What is being asked:
What you return must match the records below exactly, down to each character.

[[ Records for processing, beginning ]]

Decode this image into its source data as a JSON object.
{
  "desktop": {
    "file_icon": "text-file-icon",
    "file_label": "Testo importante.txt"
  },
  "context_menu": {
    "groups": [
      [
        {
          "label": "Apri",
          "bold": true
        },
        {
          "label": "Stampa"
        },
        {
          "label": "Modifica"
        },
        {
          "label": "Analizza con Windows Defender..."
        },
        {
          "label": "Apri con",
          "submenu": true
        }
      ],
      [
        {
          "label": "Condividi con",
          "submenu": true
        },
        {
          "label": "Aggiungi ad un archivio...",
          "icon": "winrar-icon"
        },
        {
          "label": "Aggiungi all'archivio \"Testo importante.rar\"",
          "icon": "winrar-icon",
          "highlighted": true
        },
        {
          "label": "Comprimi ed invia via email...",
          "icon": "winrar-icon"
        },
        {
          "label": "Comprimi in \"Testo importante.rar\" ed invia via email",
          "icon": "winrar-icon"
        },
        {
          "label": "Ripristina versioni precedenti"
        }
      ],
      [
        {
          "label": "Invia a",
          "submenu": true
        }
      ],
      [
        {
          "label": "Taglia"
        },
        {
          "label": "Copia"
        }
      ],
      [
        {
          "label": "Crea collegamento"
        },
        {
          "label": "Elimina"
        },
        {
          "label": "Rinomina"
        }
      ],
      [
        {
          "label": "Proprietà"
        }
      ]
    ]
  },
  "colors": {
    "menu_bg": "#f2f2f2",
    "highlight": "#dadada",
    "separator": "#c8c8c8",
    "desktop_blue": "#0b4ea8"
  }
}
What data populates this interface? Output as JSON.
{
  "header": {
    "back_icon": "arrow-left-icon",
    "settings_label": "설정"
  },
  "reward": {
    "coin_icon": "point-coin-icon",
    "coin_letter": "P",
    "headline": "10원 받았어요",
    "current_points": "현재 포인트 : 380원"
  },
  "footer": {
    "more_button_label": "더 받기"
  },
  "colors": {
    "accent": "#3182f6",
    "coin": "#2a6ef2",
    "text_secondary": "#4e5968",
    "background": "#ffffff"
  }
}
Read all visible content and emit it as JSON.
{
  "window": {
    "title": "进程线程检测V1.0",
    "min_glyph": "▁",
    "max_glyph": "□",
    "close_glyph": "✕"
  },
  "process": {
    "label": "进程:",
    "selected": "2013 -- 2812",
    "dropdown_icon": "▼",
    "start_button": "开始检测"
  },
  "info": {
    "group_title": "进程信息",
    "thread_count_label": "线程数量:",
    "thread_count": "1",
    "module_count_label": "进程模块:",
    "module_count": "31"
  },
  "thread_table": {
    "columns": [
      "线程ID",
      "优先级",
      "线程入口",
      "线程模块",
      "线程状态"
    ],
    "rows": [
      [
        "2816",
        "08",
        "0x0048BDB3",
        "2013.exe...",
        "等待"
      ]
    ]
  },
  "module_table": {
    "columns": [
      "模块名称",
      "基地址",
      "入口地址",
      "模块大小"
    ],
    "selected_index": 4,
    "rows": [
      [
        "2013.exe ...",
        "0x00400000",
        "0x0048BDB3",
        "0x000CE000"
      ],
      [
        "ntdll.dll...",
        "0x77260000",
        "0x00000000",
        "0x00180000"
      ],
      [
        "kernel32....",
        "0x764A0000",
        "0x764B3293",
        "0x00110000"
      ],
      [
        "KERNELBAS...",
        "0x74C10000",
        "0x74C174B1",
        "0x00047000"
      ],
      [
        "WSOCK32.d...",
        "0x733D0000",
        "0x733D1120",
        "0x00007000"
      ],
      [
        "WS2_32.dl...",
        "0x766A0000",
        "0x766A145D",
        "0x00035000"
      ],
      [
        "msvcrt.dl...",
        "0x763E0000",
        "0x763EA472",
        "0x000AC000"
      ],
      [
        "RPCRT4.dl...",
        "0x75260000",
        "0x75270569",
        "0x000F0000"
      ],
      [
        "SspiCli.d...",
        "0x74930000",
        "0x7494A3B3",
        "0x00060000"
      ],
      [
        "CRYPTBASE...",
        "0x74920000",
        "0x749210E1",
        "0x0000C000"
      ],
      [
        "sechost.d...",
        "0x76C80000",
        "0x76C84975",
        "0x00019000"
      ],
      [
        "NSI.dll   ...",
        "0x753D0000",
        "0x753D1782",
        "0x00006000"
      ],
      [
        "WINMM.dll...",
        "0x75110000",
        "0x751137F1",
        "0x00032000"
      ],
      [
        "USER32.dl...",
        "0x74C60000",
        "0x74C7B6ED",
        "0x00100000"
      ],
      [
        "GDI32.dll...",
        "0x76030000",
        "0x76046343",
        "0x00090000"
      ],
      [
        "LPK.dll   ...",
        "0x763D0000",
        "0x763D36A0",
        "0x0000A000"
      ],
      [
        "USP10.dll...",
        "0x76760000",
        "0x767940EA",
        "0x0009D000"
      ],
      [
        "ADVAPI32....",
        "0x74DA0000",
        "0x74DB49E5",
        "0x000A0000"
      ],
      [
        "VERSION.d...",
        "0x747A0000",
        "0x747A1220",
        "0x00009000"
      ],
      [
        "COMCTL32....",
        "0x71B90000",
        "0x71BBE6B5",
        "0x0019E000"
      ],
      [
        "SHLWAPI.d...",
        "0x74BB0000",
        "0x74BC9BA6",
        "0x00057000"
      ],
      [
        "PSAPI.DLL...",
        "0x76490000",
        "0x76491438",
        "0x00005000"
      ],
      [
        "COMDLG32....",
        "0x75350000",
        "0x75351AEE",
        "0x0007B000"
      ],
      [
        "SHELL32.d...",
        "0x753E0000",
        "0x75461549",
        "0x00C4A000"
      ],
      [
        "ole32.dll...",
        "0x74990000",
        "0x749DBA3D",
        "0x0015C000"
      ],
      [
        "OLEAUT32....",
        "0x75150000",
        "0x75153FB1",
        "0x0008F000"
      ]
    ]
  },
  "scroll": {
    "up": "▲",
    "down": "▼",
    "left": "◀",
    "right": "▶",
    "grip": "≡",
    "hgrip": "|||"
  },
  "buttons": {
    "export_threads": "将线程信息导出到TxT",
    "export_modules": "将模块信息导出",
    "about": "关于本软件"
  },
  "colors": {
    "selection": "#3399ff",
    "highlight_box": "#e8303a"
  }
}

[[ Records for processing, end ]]

Finished exercise:
Decode this image into its source data as a JSON object.
{
  "desktop": {
    "file_icon": "text-file-icon",
    "file_label": "Testo importante.txt"
  },
  "context_menu": {
    "groups": [
      [
        {
          "label": "Apri",
          "bold": true
        },
        {
          "label": "Stampa"
        },
        {
          "label": "Modifica"
        },
        {
          "label": "Analizza con Windows Defender..."
        },
        {
          "label": "Apri con",
          "submenu": true
        }
      ],
      [
        {
          "label": "Condividi con",
          "submenu": true
        },
        {
          "label": "Aggiungi ad un archivio...",
          "icon": "winrar-icon"
        },
        {
          "label": "Aggiungi all'archivio \"Testo importante.rar\"",
          "icon": "winrar-icon",
          "highlighted": true
        },
        {
          "label": "Comprimi ed invia via email...",
          "icon": "winrar-icon"
        },
        {
          "label": "Comprimi in \"Testo importante.rar\" ed invia via email",
          "icon": "winrar-icon"
        },
        {
          "label": "Ripristina versioni precedenti"
        }
      ],
      [
        {
          "label": "Invia a",
          "submenu": true
        }
      ],
      [
        {
          "label": "Taglia"
        },
        {
          "label": "Copia"
        }
      ],
      [
        {
          "label": "Crea collegamento"
        },
        {
          "label": "Elimina"
        },
        {
          "label": "Rinomina"
        }
      ],
      [
        {
          "label": "Proprietà"
        }
      ]
    ]
  },
  "colors": {
    "menu_bg": "#f2f2f2",
    "highlight": "#dadada",
    "separator": "#c8c8c8",
    "desktop_blue": "#0b4ea8"
  }
}
What data populates this interface? Output as JSON.
{
  "header": {
    "back_icon": "arrow-left-icon",
    "settings_label": "설정"
  },
  "reward": {
    "coin_icon": "point-coin-icon",
    "coin_letter": "P",
    "headline": "10원 받았어요",
    "current_points": "현재 포인트 : 380원"
  },
  "footer": {
    "more_button_label": "더 받기"
  },
  "colors": {
    "accent": "#3182f6",
    "coin": "#2a6ef2",
    "text_secondary": "#4e5968",
    "background": "#ffffff"
  }
}
Read all visible content and emit it as JSON.
{
  "window": {
    "title": "进程线程检测V1.0",
    "min_glyph": "▁",
    "max_glyph": "□",
    "close_glyph": "✕"
  },
  "process": {
    "label": "进程:",
    "selected": "2013 -- 2812",
    "dropdown_icon": "▼",
    "start_button": "开始检测"
  },
  "info": {
    "group_title": "进程信息",
    "thread_count_label": "线程数量:",
    "thread_count": "1",
    "module_count_label": "进程模块:",
    "module_count": "31"
  },
  "thread_table": {
    "columns": [
      "线程ID",
      "优先级",
      "线程入口",
      "线程模块",
      "线程状态"
    ],
    "rows": [
      [
        "2816",
        "08",
        "0x0048BDB3",
        "2013.exe...",
        "等待"
      ]
    ]
  },
  "module_table": {
    "columns": [
      "模块名称",
      "基地址",
      "入口地址",
      "模块大小"
    ],
    "selected_index": 4,
    "rows": [
      [
        "2013.exe ...",
        "0x00400000",
        "0x0048BDB3",
        "0x000CE000"
      ],
      [
        "ntdll.dll...",
        "0x77260000",
        "0x00000000",
        "0x00180000"
      ],
      [
        "kernel32....",
        "0x764A0000",
        "0x764B3293",
        "0x00110000"
      ],
      [
        "KERNELBAS...",
        "0x74C10000",
        "0x74C174B1",
        "0x00047000"
      ],
      [
        "WSOCK32.d...",
        "0x733D0000",
        "0x733D1120",
        "0x00007000"
      ],
      [
        "WS2_32.dl...",
        "0x766A0000",
        "0x766A145D",
        "0x00035000"
      ],
      [
        "msvcrt.dl...",
        "0x763E0000",
        "0x763EA472",
        "0x000AC000"
      ],
      [
        "RPCRT4.dl...",
        "0x75260000",
        "0x75270569",
        "0x000F0000"
      ],
      [
        "SspiCli.d...",
        "0x74930000",
        "0x7494A3B3",
        "0x00060000"
      ],
      [
        "CRYPTBASE...",
        "0x74920000",
        "0x749210E1",
        "0x0000C000"
      ],
      [
        "sechost.d...",
        "0x76C80000",
        "0x76C84975",
        "0x00019000"
      ],
      [
        "NSI.dll   ...",
        "0x753D0000",
        "0x753D1782",
        "0x00006000"
      ],
      [
        "WINMM.dll...",
        "0x75110000",
        "0x751137F1",
        "0x00032000"
      ],
      [
        "USER32.dl...",
        "0x74C60000",
        "0x74C7B6ED",
        "0x00100000"
      ],
      [
        "GDI32.dll...",
        "0x76030000",
        "0x76046343",
        "0x00090000"
      ],
      [
        "LPK.dll   ...",
        "0x763D0000",
        "0x763D36A0",
        "0x0000A000"
      ],
      [
        "USP10.dll...",
        "0x76760000",
        "0x767940EA",
        "0x0009D000"
      ],
      [
        "ADVAPI32....",
        "0x74DA0000",
        "0x74DB49E5",
        "0x000A0000"
      ],
      [
        "VERSION.d...",
        "0x747A0000",
        "0x747A1220",
        "0x00009000"
      ],
      [
        "COMCTL32....",
        "0x71B90000",
        "0x71BBE6B5",
        "0x0019E000"
      ],
      [
        "SHLWAPI.d...",
        "0x74BB0000",
        "0x74BC9BA6",
        "0x00057000"
      ],
      [
        "PSAPI.DLL...",
        "0x76490000",
        "0x76491438",
        "0x00005000"
      ],
      [
        "COMDLG32....",
        "0x75350000",
        "0x75351AEE",
        "0x0007B000"
      ],
      [
        "SHELL32.d...",
        "0x753E0000",
        "0x75461549",
        "0x00C4A000"
      ],
      [
        "ole32.dll...",
        "0x74990000",
        "0x749DBA3D",
        "0x0015C000"
      ],
      [
        "OLEAUT32....",
        "0x75150000",
        "0x75153FB1",
        "0x0008F000"
      ]
    ]
  },
  "scroll": {
    "up": "▲",
    "down": "▼",
    "left": "◀",
    "right": "▶",
    "grip": "≡",
    "hgrip": "|||"
  },
  "buttons": {
    "export_threads": "将线程信息导出到TxT",
    "export_modules": "将模块信息导出",
    "about": "关于本软件"
  },
  "colors": {
    "selection": "#3399ff",
    "highlight_box": "#e8303a"
  }
}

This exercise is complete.